EXERCISE: Comb through the entries for "label" and pull out each line that holds it.
===
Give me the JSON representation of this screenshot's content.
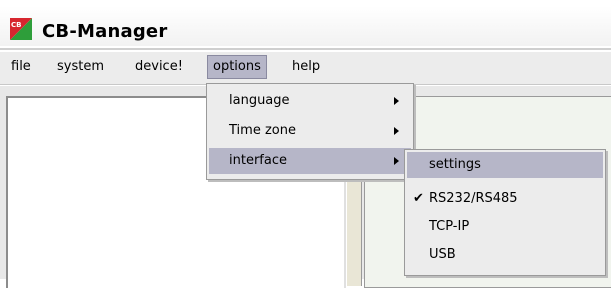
{
  "app": {
    "title": "CB-Manager",
    "logo_text": "CB"
  },
  "menubar": {
    "items": [
      {
        "label": "file"
      },
      {
        "label": "system"
      },
      {
        "label": "device!"
      },
      {
        "label": "options"
      },
      {
        "label": "help"
      }
    ]
  },
  "options_menu": {
    "items": [
      {
        "label": "language",
        "has_submenu": true
      },
      {
        "label": "Time zone",
        "has_submenu": true
      },
      {
        "label": "interface",
        "has_submenu": true,
        "highlighted": true
      }
    ]
  },
  "interface_submenu": {
    "items": [
      {
        "label": "settings",
        "highlighted": true
      },
      {
        "label": "RS232/RS485",
        "checked": true,
        "check_mark": "✔"
      },
      {
        "label": "TCP-IP"
      },
      {
        "label": "USB"
      }
    ]
  },
  "colors": {
    "menu_highlight": "#b6b6c8",
    "menu_background": "#ececec",
    "logo_green": "#2e9e3a",
    "logo_red": "#d7262f"
  }
}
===
SOLUTION TO THIS TASK:
        "label": "file"
        "label": "system"
        "label": "device!"
        "label": "options"
        "label": "help"
        "label": "language",
        "label": "Time zone",
        "label": "interface",
        "label": "settings",
        "label": "RS232/RS485",
        "label": "TCP-IP"
        "label": "USB"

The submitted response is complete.